@twitter, njak_100, 'Much of #HS2 Phase 2b can support intra-northern journeys like Sheffield to York. Politicians could just rebrand it as Northern Powerhouse Rail and still get capacity relief at key hubs, which is main priority.'

But how could there be ‘capacity relief at key hubs’? In phase 2b of HS2, high speed trains from London would run into the existing stations at Sheffield and York.

HS2 phase two route map (2018)

For HS2 trains to run between the existing stations at Sheffield and York, they would have to use the existing two-track line through Meadowhall. Furthermore, to re-join the HS2 line, they would need a new junction, which is not included in the £55.7 billion HS2 budget.

The approach tracks to Sheffield Midland from the north

Written by beleben

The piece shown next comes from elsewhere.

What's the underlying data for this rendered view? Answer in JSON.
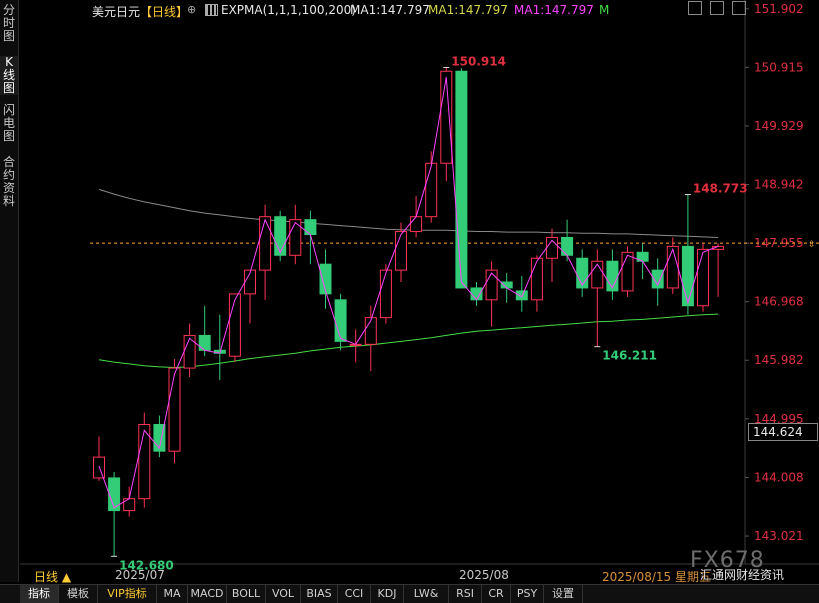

October 30, 2018 at 12:18 pm

Posted in Politics, Railways